“There’s no doubt that roads themselves are probably not that bad for bears,” said Clayton Lamb, a University of Alberta biologist and co-author of a paper published Tuesday in the Journal of Applied Ecology.
Lamb and his colleagues used DNA marking to study the movements of 74 grizzlies over 8,000 square kilometres of wilderness in southern British Columbia between Oliver and Castlegar. They were trying to assess the relationship between road density and bear populations.
Previous studies concluded that anything higher than 0.6 kilometres of road per square kilometre was linked with declining numbers. But Lamb said that figure mostly concerns cub survival and habitat use.
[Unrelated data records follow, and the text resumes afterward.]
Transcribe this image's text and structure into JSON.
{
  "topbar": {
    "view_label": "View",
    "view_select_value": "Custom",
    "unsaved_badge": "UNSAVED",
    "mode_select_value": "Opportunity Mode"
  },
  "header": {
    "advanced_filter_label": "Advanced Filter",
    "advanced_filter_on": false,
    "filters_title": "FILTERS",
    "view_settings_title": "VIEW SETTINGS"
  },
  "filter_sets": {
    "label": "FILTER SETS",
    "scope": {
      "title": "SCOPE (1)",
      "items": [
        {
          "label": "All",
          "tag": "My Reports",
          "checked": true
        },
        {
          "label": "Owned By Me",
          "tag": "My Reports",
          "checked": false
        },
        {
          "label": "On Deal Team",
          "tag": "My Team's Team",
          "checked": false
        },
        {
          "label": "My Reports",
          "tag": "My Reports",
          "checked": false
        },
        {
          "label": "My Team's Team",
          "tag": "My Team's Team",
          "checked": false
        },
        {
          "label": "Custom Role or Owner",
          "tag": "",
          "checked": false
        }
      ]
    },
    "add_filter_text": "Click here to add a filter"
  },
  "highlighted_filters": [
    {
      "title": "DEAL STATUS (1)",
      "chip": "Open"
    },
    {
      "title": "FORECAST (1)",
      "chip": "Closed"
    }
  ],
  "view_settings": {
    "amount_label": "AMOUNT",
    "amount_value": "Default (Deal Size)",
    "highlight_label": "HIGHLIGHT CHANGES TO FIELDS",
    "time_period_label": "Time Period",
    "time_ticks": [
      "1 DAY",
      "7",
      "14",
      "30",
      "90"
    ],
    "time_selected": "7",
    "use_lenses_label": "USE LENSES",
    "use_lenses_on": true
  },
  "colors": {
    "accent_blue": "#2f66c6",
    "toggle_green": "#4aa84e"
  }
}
“It doesn’t necessarily mean there’s fewer bears.”
The study Lamb was part of confirmed more roads do mean fewer bears. Grizzlies were about three times as common where road density was beneath the threshold, given equal habitat quality.
“Roads and the humans that travel on them do increase both the risk of bear mortality and the chance that a bear won’t use that habitat any more,” Lamb said.
Bear hunting has been banned in the area for 20 years, but bears avoid humans nonetheless, Lamb said.
“Bears can get into conflict with people who are out recreating for all kinds of reasons. They’re not intending to get into conflict with a bear. But they do, inevitably.”
Even the narrowest trail has a broad effect.
“That little road might only be five metres wide, but its area of influence is much, much more than that. Bears will avoid large areas around roads.”
The study found numbers highest in areas of high-quality habitat where there were no roads at all.
But keep the public off resource roads and grizzlies rebound. Industry use of such roads is sporadic. Public use is regular.
“Closing roads to the public restored bear density in some small areas where this was done,” Lamb said. “We would close those roads to the public and then we would elevate bears back up.”
Densities where public access to roads was closed recovered 27 per cent — “closer to as if those roads weren’t really there.”
Lamb said the study has powerful lessons for resource companies and wildlife managers.
First, concentrate roads in areas that aren’t as attractive to grizzlies and keep them out of places bears love best — alpine and subalpine areas with big berry patches and high-elevation avalanche chutes.
“A lot of those areas aren’t very appealing for timber harvest,” said Lamb. “Keeping roads out of there also shouldn’t be a big inconvenience.”
Next, close old resource roads to the public.
“If we manage access to some of those roads, we can reduce the negative of them.”
Don’t allow access to new ones.
“Once people are used to driving a road, they are very resistant to letting it go.”
Finally, tear out old roads. There are already 10,000 kilometres of road in the study area, enough for a return trip between Vancouver and Ottawa. B.C. builds another 10,000 kilometres of resource roads every year, Lamb said.
Do all that, and grizzlies will be able to live much more easily alongside industry, said Lamb.
“There’s a happy medium here that adds value to grizzly bear conservation while not limiting resource extraction.”